The final speaker, the head of the I.A.A Tamas Lax ended the conference by summing up the various speeches and made one final conclusive statement. “The international community can fight terrorism if the necessary institutions and agencies efficiently work together with their governments, but the responsibility also lies within each individual”.
Microsoft has long promoted itself as being about helping individuals and communities around the globe with the mission of enabling new avenues of social and economic opportunity extending particularly to the estimated 5 billion people that have yet to realize the benefits of technological advance. The multinational company’s tools to achieve this are transforming education, fostering local innovation, and enabling jobs and opportunities to create a continuous cycle of sustained social economic growth for everyone. While achieving these goals currently remains a distant prospect, thirty years ago the dream of a PC in every middle-income home seemed likewise impossible. Today, with Microsoft having reached more than one billion users, life has changed profoundly: information is more readily available, connections are more easily made and commerce is more quickly undertaken. Bill Gates - along with his company – has indeed moved closer to his goals.

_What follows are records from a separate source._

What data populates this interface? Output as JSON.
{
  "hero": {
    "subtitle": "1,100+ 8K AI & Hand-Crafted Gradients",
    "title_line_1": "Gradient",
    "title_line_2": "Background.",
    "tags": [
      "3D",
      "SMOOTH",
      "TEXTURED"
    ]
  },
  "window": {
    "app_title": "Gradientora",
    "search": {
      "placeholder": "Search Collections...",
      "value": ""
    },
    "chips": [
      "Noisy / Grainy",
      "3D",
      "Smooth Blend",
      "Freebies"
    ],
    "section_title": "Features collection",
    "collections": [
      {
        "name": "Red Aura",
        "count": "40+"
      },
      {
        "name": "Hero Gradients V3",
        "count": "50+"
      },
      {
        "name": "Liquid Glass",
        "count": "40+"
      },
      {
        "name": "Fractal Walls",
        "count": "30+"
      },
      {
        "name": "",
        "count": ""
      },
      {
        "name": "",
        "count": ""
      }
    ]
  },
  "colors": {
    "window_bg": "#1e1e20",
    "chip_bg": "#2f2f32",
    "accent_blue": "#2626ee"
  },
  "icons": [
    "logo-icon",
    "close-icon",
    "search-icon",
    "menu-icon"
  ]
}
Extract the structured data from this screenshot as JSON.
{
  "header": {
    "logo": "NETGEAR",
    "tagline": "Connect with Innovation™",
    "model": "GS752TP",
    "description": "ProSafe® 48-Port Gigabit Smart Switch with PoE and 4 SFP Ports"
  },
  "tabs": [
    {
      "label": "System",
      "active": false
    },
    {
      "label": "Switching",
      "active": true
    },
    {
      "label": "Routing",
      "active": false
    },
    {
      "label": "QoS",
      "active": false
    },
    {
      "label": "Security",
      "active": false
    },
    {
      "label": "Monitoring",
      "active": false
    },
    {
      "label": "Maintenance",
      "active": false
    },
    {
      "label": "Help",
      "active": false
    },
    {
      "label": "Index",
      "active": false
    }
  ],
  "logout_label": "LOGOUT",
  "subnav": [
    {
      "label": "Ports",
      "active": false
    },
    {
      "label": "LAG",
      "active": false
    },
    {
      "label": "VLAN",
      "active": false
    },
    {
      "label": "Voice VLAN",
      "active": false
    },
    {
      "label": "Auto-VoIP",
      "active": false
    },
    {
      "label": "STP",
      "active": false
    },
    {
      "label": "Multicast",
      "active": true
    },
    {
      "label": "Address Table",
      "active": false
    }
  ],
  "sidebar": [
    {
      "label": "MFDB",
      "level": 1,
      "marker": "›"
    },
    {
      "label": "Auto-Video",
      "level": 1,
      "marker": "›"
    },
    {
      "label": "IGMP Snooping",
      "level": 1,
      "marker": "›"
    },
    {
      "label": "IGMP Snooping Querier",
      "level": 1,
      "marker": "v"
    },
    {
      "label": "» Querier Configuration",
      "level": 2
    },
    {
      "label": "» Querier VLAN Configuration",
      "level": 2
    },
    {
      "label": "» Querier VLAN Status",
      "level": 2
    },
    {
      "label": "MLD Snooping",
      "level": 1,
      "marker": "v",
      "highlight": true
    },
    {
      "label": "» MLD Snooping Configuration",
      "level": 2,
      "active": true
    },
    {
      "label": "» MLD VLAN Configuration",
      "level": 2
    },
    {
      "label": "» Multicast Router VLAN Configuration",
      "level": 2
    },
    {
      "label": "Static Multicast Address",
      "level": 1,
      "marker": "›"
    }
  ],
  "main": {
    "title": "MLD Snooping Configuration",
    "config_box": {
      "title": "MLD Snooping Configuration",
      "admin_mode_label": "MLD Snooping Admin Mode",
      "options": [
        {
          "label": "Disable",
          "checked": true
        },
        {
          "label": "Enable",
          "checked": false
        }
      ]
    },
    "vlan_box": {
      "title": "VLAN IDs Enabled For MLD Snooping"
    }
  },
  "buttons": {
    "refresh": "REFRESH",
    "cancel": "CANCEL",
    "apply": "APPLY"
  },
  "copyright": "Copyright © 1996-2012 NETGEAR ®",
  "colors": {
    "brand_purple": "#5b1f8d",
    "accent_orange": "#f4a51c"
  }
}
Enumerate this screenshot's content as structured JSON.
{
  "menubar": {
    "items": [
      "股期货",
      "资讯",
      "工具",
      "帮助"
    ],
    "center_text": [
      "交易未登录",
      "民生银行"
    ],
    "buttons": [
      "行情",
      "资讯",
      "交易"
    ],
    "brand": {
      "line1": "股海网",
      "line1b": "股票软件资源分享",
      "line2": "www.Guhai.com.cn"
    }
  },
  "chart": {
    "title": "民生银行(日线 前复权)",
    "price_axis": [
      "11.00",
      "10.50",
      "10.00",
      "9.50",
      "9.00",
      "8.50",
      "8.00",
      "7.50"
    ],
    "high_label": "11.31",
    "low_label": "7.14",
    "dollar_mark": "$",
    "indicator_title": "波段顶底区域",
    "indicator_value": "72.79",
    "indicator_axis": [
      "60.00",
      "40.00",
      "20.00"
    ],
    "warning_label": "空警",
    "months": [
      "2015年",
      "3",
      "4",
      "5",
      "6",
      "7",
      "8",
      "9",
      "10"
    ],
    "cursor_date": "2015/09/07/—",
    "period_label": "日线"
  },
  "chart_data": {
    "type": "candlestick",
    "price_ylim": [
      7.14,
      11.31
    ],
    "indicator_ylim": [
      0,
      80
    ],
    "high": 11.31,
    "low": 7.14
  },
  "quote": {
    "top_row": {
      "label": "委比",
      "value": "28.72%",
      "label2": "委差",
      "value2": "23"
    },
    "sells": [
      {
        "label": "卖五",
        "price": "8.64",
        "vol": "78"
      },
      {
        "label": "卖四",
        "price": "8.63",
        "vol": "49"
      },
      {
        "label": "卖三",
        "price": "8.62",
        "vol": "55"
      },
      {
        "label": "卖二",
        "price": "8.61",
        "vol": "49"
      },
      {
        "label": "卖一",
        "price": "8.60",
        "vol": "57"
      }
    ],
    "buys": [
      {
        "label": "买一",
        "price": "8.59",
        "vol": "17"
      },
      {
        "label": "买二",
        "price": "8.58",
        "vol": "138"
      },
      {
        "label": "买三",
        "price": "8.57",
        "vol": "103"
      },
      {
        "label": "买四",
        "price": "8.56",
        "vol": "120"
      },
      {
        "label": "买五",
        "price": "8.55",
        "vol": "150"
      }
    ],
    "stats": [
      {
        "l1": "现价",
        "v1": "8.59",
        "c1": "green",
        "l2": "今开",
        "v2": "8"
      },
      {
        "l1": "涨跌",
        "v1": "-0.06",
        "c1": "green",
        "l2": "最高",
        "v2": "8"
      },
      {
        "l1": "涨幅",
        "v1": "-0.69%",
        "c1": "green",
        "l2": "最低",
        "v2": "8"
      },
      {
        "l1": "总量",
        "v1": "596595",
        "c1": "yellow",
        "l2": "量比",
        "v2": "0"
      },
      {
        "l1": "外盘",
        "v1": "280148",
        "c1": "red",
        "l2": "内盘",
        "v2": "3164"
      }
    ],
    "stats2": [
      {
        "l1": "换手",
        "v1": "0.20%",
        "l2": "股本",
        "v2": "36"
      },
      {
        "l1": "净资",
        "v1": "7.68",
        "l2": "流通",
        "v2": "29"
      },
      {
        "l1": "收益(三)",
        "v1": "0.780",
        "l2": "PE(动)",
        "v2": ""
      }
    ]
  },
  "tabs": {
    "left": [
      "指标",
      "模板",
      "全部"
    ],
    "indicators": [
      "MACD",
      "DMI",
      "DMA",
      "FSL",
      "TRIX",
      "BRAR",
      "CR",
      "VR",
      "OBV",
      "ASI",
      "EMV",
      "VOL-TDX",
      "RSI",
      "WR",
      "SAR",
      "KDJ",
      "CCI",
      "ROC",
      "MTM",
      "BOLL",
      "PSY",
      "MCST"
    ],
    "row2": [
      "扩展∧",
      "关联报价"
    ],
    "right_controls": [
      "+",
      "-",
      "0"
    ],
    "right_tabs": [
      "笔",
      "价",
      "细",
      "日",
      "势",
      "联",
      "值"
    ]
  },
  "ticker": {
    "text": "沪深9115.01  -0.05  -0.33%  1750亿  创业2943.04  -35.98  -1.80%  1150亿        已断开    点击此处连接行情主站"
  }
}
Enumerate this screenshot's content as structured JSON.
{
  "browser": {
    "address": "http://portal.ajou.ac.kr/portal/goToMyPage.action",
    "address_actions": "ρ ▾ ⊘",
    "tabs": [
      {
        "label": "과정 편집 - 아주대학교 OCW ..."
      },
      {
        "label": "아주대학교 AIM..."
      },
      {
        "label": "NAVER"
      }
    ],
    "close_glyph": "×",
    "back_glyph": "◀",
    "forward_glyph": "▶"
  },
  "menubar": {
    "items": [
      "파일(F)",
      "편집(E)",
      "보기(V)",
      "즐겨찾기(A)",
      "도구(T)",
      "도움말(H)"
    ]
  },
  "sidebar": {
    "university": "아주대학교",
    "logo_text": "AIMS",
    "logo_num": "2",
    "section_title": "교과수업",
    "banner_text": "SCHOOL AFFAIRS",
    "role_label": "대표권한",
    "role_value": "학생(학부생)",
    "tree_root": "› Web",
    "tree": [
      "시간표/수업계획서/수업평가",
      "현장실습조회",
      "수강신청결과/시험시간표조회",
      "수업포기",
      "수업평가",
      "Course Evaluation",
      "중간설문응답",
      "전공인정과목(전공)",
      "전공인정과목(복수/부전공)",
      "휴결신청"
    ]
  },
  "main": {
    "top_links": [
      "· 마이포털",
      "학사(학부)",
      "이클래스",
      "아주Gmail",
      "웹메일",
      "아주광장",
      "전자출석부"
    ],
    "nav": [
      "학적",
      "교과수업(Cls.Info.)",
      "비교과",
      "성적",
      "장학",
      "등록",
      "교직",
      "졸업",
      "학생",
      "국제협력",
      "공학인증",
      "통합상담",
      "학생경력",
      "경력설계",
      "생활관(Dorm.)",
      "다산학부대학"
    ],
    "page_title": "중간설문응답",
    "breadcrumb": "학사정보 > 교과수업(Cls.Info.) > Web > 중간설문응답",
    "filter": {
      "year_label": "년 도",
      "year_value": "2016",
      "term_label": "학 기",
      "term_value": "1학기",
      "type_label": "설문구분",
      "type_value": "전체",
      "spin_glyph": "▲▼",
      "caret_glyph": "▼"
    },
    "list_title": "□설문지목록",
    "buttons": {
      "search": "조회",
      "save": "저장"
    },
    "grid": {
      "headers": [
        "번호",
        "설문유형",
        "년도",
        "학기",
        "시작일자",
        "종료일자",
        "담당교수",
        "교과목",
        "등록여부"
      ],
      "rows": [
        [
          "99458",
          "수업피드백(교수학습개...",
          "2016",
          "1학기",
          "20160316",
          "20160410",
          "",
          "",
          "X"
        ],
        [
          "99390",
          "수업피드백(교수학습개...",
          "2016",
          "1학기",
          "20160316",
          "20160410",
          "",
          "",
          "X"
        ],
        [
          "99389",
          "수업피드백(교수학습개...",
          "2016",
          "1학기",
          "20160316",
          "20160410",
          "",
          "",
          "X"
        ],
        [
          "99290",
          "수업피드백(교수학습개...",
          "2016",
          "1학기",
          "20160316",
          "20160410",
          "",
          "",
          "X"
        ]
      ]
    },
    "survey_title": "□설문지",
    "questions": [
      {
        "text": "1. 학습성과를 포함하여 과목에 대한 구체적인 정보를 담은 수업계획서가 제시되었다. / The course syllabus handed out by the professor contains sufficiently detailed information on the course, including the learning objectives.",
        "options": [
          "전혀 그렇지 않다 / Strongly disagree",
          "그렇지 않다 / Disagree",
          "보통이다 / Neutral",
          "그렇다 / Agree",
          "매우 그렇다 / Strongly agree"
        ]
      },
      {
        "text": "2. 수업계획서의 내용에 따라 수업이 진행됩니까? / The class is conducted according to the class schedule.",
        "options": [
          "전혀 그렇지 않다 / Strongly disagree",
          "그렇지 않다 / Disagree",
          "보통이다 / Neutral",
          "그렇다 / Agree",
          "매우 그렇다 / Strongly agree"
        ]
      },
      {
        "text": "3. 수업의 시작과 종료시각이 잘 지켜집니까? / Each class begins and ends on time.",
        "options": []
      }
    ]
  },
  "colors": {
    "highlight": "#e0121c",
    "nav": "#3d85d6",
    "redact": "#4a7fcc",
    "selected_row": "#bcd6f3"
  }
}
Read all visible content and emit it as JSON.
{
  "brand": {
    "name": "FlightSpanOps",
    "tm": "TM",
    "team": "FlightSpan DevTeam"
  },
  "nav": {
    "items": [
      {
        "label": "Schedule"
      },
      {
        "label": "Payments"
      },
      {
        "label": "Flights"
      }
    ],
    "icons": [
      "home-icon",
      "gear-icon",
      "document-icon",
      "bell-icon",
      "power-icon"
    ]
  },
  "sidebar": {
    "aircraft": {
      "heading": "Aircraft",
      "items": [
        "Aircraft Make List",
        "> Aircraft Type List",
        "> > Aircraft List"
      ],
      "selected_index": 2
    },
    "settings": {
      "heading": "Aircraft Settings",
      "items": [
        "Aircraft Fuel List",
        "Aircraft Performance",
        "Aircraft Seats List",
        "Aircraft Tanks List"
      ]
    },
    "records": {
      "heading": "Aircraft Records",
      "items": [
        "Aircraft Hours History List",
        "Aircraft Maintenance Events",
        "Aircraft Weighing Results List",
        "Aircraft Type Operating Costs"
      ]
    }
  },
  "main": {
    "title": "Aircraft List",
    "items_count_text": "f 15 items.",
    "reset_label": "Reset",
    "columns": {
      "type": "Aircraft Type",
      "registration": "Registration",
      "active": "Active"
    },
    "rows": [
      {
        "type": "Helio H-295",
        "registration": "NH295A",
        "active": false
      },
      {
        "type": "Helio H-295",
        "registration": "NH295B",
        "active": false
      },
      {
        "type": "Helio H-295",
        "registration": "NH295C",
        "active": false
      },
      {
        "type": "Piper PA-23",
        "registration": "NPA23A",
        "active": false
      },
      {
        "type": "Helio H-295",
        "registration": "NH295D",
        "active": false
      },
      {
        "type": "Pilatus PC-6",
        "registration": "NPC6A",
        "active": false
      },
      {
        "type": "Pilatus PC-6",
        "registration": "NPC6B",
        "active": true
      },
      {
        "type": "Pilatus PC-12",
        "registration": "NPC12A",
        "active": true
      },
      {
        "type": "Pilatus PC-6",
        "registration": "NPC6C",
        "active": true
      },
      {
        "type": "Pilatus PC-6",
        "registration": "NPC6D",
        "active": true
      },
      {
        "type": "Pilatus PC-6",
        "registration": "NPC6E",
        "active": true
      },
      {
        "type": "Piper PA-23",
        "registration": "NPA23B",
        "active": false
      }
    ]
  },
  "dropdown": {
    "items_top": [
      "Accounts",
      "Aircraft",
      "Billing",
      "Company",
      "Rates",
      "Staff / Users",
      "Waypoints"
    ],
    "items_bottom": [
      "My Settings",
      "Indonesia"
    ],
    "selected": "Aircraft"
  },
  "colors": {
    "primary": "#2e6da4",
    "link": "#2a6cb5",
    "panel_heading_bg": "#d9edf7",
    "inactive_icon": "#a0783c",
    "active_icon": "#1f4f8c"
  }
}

The latest move is called Windows Vista. Naturally, it contains a dazzling array of new features; some of the most significant include an updated graphical user interface and visual style called Windows Aero. Aero uses graphics hardware to add translucent boarders to your windows. Windows Aero builds on the basic Windows Vista user experience and offers Microsoft’s best-designed, highest-performing desktop experience. Using Aero requires a PC with a compatible graphics adaptor and running a Premium or Business edition of Vista. László Vajgel, working for Fourcut, an editing studio, when asked his views on Vista he said:
“There have been a lot of changes in the new software,” said László Vajgel, of Fourcut, an editing studio in Budapest, Hungary. “The buttons and functions I got used to in XP are not quite the same in Vista.”
Vajgel also expressed doubts about the number of people actually making the switch to the new software in his home market of Hungary.
“Most people here use, well - what is a nice way to say - ‘unlicensed products.,’” he said. “This cuts off the biggest share of buyers. Also, people don’t think that the product is that good at first.”
Steven J. Vaughan-Nichols, editor of the US-based Ziff Davis’ Internet Linux & Open Source expressed his own views.
“Vista will be better than XP, which has easily been Microsoft's best desktop operating system to date,” Vaughan-Nichols said. “However, Vista also requires far more hardware oomph than previous Windows systems. I'd say Intel's recommendations are pretty much a minimum for Vista. I would only add that if you expect to see the fancy desktop, you need to invest.”
On the other hand, companies, institutions, and business organizations can afford to use this new software at the moment in Hungary. Most individual users living in Budapest think it is too costly and prefer to wait till the price value comes down. Moreover, as could be seen from the release of previous Microsoft operating systems, they always need some adjustments. In addition, the product is only useable after a few months of real testing by users.
The testing process by real users won’t make Microsoft weaker, as people opposing “going global” hope. Vista continues the path, started in 1975, in which the computer transformed from an awkward, unfriendly machine to our everyday instrument and “friend”.